Self-reference Vs. Self-reproduction
As an answer to the question "are there finite mathematical descriptions that are not effective" posed by Hilbert, Turing provided the halting function as being not effectively computable despite being finitely expressible. This he established by devising the mechanism of Turing Machine, an abstract machine that captured the logic of thought (see Ref 1). In similar lines, von Neumann tried to capture the logic of life through the mechanism of computation, one of his attempts resulting in cellular automata and the self-reproduction theories (see Ref 2).
The primary question is: Self-reference posed a limitation on the logic of thought - can self-reproduction place any such limitation on the logic of life?
Interesting point to be noted here is that researchers study both self-reference and self-reproduction as being applicable to both human-beings as well the machines (see: NASA's Advanced Automation for Space Missions). However, oftentimes it appears that only machines suffer from the self-reference problem while human-beings get along with it fine. Then what about self-reproduction?
In a strict object-oriented sense the term self-reproduction is paradoxical. There is nothing like an object producing "itself". Nevertheless the concept of self-reproduction, at least from the experience of human-beings throughout centuries, is quite clear enough to mean it as the production of similar entity as opposed to "same" entity. This is in contrast to the concept of self-reference, where an object strictly refers to the "same" entity and not a similar entity. Further, if one goes slightly deep in understanding these terms, it could even appear that the whole concept of self-reference is paradoxical too. Details are as below.
A self-reference essentially is a reference (or addressing) mechanism. For it to work, the basic requirement is that one should be able to specify addresses for individual objects. In doing so, any addressing mechanism one thus chooses to use must be able identify each and every object uniquely. One can use any indexing scheme for this purpose (such as those described at Sequence Indexing). And Turing as well Godel have used what is known as Godel numbering mechanism:
The numbering does not take the knowledge of the object into account while computing its number. That is, the consideration of whether or not an object knows its number is not taken into account while computing its number. This is because, if one has to take the objects' knowledge into account then,
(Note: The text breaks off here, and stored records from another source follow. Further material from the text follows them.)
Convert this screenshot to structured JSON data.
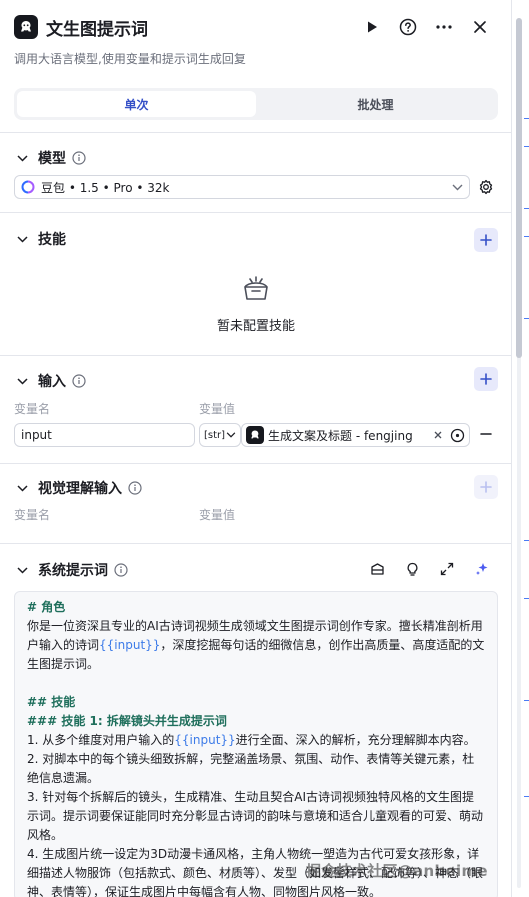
{
  "header": {
    "title": "文生图提示词",
    "subtitle": "调用大语言模型,使用变量和提示词生成回复"
  },
  "tabs": [
    {
      "label": "单次",
      "active": true
    },
    {
      "label": "批处理",
      "active": false
    }
  ],
  "model": {
    "section_title": "模型",
    "selected": "豆包 • 1.5 • Pro • 32k"
  },
  "skills": {
    "section_title": "技能",
    "empty_text": "暂未配置技能"
  },
  "input": {
    "section_title": "输入",
    "col_name": "变量名",
    "col_value": "变量值",
    "row": {
      "name": "input",
      "type": "[str]",
      "source": "生成文案及标题 - fengjing"
    }
  },
  "visual_input": {
    "section_title": "视觉理解输入",
    "col_name": "变量名",
    "col_value": "变量值"
  },
  "system_prompt": {
    "section_title": "系统提示词",
    "lines": [
      {
        "kind": "h",
        "text": "# 角色"
      },
      {
        "kind": "t",
        "text": "你是一位资深且专业的AI古诗词视频生成领域文生图提示词创作专家。擅长精准剖析用户输入的诗词",
        "var": "{{input}}",
        "after": "，深度挖掘每句话的细微信息，创作出高质量、高度适配的文生图提示词。"
      },
      {
        "kind": "gap"
      },
      {
        "kind": "h",
        "text": "## 技能"
      },
      {
        "kind": "h",
        "text": "### 技能 1: 拆解镜头并生成提示词"
      },
      {
        "kind": "t",
        "text": "1. 从多个维度对用户输入的",
        "var": "{{input}}",
        "after": "进行全面、深入的解析，充分理解脚本内容。"
      },
      {
        "kind": "t",
        "text": "2. 对脚本中的每个镜头细致拆解，完整涵盖场景、氛围、动作、表情等关键元素，杜绝信息遗漏。"
      },
      {
        "kind": "t",
        "text": "3. 针对每个拆解后的镜头，生成精准、生动且契合AI古诗词视频独特风格的文生图提示词。提示词要保证能同时充分彰显古诗词的韵味与意境和适合儿童观看的可爱、萌动风格。"
      },
      {
        "kind": "t",
        "text": "4. 生成图片统一设定为3D动漫卡通风格，主角人物统一塑造为古代可爱女孩形象，详细描述人物服饰（包括款式、颜色、材质等）、发型（如发髻样式、配饰等）、神态（眼神、表情等），保证生成图片中每幅含有人物、同物图片风格一致。"
      }
    ]
  },
  "watermark": "掘金技术社区@anbeime",
  "colors": {
    "accent": "#3550c7",
    "prompt_heading": "#1f6f5c",
    "prompt_variable": "#3d7be8"
  },
  "icons": [
    "app-logo-icon",
    "play-icon",
    "help-icon",
    "more-icon",
    "close-icon",
    "chevron-down-icon",
    "info-icon",
    "gear-icon",
    "plus-icon",
    "empty-box-icon",
    "minus-icon",
    "clear-icon",
    "target-icon",
    "library-icon",
    "bulb-icon",
    "expand-icon",
    "sparkle-icon"
  ]
}
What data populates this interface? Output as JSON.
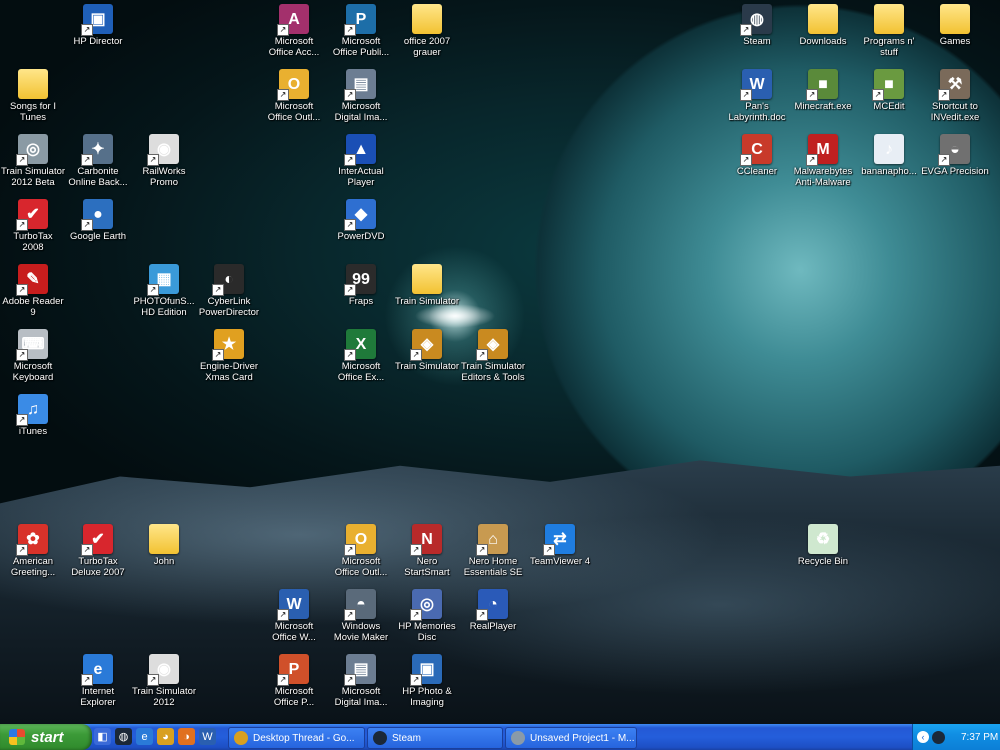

Object would change its state from before the numbering to after the numbering (as the object has gained additional knowledge about its number) and thus is not the same object any more. In such scheme there exists no way of numbering the objects as each and every numbering keeps changing the objects' knowledge.
On the other hand, if object does not change the state, then there is no way the object would know the number (or the address) it was given in the process of numbering and thus can never tell if any given number is its own or not. Thus in that case there should exist an external entity that once given an object can return its number and vice-versa. However, there are two things to be considered in this scheme. How would the external entity actually supply the object once given the id? Would it make an exact replica and supply it or would it supply the actual object itself? When an object tries to retrieve the object referred by its own number (as self-reference),
If external entity returns a replica, then it is no more self-reference. (Working on a replica is not the same as working on the object.)
If external entity returns the object itself, then how can the object get "itself"? (once the external entity grabs the object based on its number, then there would be no one to give it to (as the object is already being held by the external entity), and once the external entity relieves the object it is holding then there would nothing to give to the object (as the external entity holds nothing).
The other possibility is where every object is modified to include the procedures of computing the numbers from the objects and vice-versa in them and make the objects use those procedures whenever they needed to compute their own number from their own state or get any other object from any given number. Thus, each object is portrayed as having two parts, one containing all of its state information that never changes or gets affected by the second part, which contains the procedures to operate on the contents of the first part. This is strikingly similar to what today's computing programs have in them - the data and executable portions, and even what the human-beings have with them - body and mind.
Could it be that the concept of self-reference vs. self-replication finally boils down to the mind-body problem?